__Exercise details__. All entries are to be given again verbatim.

__Records supplied__.
───

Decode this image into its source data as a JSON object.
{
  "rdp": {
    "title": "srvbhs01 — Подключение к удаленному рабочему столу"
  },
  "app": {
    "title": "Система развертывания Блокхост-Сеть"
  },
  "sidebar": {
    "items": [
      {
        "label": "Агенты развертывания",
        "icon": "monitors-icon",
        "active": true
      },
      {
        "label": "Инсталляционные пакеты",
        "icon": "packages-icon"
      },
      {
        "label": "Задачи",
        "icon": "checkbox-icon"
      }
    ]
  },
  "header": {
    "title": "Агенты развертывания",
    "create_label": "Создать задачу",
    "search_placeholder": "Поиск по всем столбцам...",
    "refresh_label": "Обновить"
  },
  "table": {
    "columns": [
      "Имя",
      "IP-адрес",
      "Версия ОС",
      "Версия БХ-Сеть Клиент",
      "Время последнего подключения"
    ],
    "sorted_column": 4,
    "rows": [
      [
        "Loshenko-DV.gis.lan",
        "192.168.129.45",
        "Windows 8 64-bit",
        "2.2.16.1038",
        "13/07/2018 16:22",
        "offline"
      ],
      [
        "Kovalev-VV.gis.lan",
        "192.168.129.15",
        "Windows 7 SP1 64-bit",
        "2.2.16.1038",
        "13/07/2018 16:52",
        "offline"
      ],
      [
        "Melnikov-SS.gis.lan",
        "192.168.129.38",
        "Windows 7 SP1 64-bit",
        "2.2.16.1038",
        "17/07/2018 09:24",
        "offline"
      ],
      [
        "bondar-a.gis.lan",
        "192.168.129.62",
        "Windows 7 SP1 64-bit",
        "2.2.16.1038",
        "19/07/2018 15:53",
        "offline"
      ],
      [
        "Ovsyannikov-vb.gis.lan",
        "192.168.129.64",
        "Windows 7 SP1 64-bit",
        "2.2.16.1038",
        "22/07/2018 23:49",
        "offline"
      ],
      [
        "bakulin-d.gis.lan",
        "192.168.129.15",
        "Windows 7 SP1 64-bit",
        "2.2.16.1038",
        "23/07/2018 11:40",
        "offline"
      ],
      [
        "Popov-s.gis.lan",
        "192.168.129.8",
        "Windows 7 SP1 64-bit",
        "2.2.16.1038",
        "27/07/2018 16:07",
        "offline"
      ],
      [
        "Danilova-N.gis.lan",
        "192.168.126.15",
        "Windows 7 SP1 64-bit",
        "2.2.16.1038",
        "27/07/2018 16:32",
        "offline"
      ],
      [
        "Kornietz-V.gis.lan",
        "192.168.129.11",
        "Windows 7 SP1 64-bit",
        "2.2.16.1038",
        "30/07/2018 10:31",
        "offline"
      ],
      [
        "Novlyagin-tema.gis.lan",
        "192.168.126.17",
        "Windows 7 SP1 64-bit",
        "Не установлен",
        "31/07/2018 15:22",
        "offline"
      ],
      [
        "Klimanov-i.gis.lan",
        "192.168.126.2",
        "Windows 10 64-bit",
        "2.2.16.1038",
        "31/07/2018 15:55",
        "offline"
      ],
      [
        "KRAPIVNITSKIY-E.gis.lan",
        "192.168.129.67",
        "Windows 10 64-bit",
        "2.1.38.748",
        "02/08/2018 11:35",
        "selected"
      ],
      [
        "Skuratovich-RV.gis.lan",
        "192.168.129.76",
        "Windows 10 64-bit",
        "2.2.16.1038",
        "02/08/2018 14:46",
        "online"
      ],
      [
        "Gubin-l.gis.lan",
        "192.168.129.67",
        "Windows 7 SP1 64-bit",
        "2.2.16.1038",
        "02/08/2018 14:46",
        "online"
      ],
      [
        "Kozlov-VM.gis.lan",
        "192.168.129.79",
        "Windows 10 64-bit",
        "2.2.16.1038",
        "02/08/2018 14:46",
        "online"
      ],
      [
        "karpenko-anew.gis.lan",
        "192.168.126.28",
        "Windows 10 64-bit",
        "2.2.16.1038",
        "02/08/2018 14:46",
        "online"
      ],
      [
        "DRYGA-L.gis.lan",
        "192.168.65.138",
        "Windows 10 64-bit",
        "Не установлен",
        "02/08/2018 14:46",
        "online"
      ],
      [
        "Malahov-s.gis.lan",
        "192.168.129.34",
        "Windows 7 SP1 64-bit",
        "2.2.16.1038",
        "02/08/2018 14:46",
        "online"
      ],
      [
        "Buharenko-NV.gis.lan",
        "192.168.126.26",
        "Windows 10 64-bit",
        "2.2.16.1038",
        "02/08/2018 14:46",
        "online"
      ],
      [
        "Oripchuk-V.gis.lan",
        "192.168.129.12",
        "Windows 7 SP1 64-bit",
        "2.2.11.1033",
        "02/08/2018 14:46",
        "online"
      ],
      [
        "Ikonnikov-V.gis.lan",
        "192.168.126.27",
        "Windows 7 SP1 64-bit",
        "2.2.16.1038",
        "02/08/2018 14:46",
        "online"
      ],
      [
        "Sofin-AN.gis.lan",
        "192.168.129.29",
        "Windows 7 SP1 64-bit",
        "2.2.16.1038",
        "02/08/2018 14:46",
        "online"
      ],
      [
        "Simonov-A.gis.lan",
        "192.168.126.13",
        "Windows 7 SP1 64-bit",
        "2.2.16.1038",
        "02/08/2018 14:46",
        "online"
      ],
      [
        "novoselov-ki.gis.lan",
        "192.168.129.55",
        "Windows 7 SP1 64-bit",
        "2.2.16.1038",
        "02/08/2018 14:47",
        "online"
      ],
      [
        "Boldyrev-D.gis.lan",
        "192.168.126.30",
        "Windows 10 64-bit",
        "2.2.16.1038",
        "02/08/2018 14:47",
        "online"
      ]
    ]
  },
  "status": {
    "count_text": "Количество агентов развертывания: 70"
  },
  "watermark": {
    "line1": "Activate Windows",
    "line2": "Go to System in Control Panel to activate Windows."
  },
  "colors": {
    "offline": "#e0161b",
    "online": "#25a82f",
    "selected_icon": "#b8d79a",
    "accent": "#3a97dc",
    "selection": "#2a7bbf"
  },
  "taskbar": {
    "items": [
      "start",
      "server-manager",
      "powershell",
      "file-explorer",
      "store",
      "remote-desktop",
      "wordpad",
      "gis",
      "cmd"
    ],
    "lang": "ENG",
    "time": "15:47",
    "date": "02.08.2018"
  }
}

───

__Answer to this exercise__.
Decode this image into its source data as a JSON object.
{
  "rdp": {
    "title": "srvbhs01 — Подключение к удаленному рабочему столу"
  },
  "app": {
    "title": "Система развертывания Блокхост-Сеть"
  },
  "sidebar": {
    "items": [
      {
        "label": "Агенты развертывания",
        "icon": "monitors-icon",
        "active": true
      },
      {
        "label": "Инсталляционные пакеты",
        "icon": "packages-icon"
      },
      {
        "label": "Задачи",
        "icon": "checkbox-icon"
      }
    ]
  },
  "header": {
    "title": "Агенты развертывания",
    "create_label": "Создать задачу",
    "search_placeholder": "Поиск по всем столбцам...",
    "refresh_label": "Обновить"
  },
  "table": {
    "columns": [
      "Имя",
      "IP-адрес",
      "Версия ОС",
      "Версия БХ-Сеть Клиент",
      "Время последнего подключения"
    ],
    "sorted_column": 4,
    "rows": [
      [
        "Loshenko-DV.gis.lan",
        "192.168.129.45",
        "Windows 8 64-bit",
        "2.2.16.1038",
        "13/07/2018 16:22",
        "offline"
      ],
      [
        "Kovalev-VV.gis.lan",
        "192.168.129.15",
        "Windows 7 SP1 64-bit",
        "2.2.16.1038",
        "13/07/2018 16:52",
        "offline"
      ],
      [
        "Melnikov-SS.gis.lan",
        "192.168.129.38",
        "Windows 7 SP1 64-bit",
        "2.2.16.1038",
        "17/07/2018 09:24",
        "offline"
      ],
      [
        "bondar-a.gis.lan",
        "192.168.129.62",
        "Windows 7 SP1 64-bit",
        "2.2.16.1038",
        "19/07/2018 15:53",
        "offline"
      ],
      [
        "Ovsyannikov-vb.gis.lan",
        "192.168.129.64",
        "Windows 7 SP1 64-bit",
        "2.2.16.1038",
        "22/07/2018 23:49",
        "offline"
      ],
      [
        "bakulin-d.gis.lan",
        "192.168.129.15",
        "Windows 7 SP1 64-bit",
        "2.2.16.1038",
        "23/07/2018 11:40",
        "offline"
      ],
      [
        "Popov-s.gis.lan",
        "192.168.129.8",
        "Windows 7 SP1 64-bit",
        "2.2.16.1038",
        "27/07/2018 16:07",
        "offline"
      ],
      [
        "Danilova-N.gis.lan",
        "192.168.126.15",
        "Windows 7 SP1 64-bit",
        "2.2.16.1038",
        "27/07/2018 16:32",
        "offline"
      ],
      [
        "Kornietz-V.gis.lan",
        "192.168.129.11",
        "Windows 7 SP1 64-bit",
        "2.2.16.1038",
        "30/07/2018 10:31",
        "offline"
      ],
      [
        "Novlyagin-tema.gis.lan",
        "192.168.126.17",
        "Windows 7 SP1 64-bit",
        "Не установлен",
        "31/07/2018 15:22",
        "offline"
      ],
      [
        "Klimanov-i.gis.lan",
        "192.168.126.2",
        "Windows 10 64-bit",
        "2.2.16.1038",
        "31/07/2018 15:55",
        "offline"
      ],
      [
        "KRAPIVNITSKIY-E.gis.lan",
        "192.168.129.67",
        "Windows 10 64-bit",
        "2.1.38.748",
        "02/08/2018 11:35",
        "selected"
      ],
      [
        "Skuratovich-RV.gis.lan",
        "192.168.129.76",
        "Windows 10 64-bit",
        "2.2.16.1038",
        "02/08/2018 14:46",
        "online"
      ],
      [
        "Gubin-l.gis.lan",
        "192.168.129.67",
        "Windows 7 SP1 64-bit",
        "2.2.16.1038",
        "02/08/2018 14:46",
        "online"
      ],
      [
        "Kozlov-VM.gis.lan",
        "192.168.129.79",
        "Windows 10 64-bit",
        "2.2.16.1038",
        "02/08/2018 14:46",
        "online"
      ],
      [
        "karpenko-anew.gis.lan",
        "192.168.126.28",
        "Windows 10 64-bit",
        "2.2.16.1038",
        "02/08/2018 14:46",
        "online"
      ],
      [
        "DRYGA-L.gis.lan",
        "192.168.65.138",
        "Windows 10 64-bit",
        "Не установлен",
        "02/08/2018 14:46",
        "online"
      ],
      [
        "Malahov-s.gis.lan",
        "192.168.129.34",
        "Windows 7 SP1 64-bit",
        "2.2.16.1038",
        "02/08/2018 14:46",
        "online"
      ],
      [
        "Buharenko-NV.gis.lan",
        "192.168.126.26",
        "Windows 10 64-bit",
        "2.2.16.1038",
        "02/08/2018 14:46",
        "online"
      ],
      [
        "Oripchuk-V.gis.lan",
        "192.168.129.12",
        "Windows 7 SP1 64-bit",
        "2.2.11.1033",
        "02/08/2018 14:46",
        "online"
      ],
      [
        "Ikonnikov-V.gis.lan",
        "192.168.126.27",
        "Windows 7 SP1 64-bit",
        "2.2.16.1038",
        "02/08/2018 14:46",
        "online"
      ],
      [
        "Sofin-AN.gis.lan",
        "192.168.129.29",
        "Windows 7 SP1 64-bit",
        "2.2.16.1038",
        "02/08/2018 14:46",
        "online"
      ],
      [
        "Simonov-A.gis.lan",
        "192.168.126.13",
        "Windows 7 SP1 64-bit",
        "2.2.16.1038",
        "02/08/2018 14:46",
        "online"
      ],
      [
        "novoselov-ki.gis.lan",
        "192.168.129.55",
        "Windows 7 SP1 64-bit",
        "2.2.16.1038",
        "02/08/2018 14:47",
        "online"
      ],
      [
        "Boldyrev-D.gis.lan",
        "192.168.126.30",
        "Windows 10 64-bit",
        "2.2.16.1038",
        "02/08/2018 14:47",
        "online"
      ]
    ]
  },
  "status": {
    "count_text": "Количество агентов развертывания: 70"
  },
  "watermark": {
    "line1": "Activate Windows",
    "line2": "Go to System in Control Panel to activate Windows."
  },
  "colors": {
    "offline": "#e0161b",
    "online": "#25a82f",
    "selected_icon": "#b8d79a",
    "accent": "#3a97dc",
    "selection": "#2a7bbf"
  },
  "taskbar": {
    "items": [
      "start",
      "server-manager",
      "powershell",
      "file-explorer",
      "store",
      "remote-desktop",
      "wordpad",
      "gis",
      "cmd"
    ],
    "lang": "ENG",
    "time": "15:47",
    "date": "02.08.2018"
  }
}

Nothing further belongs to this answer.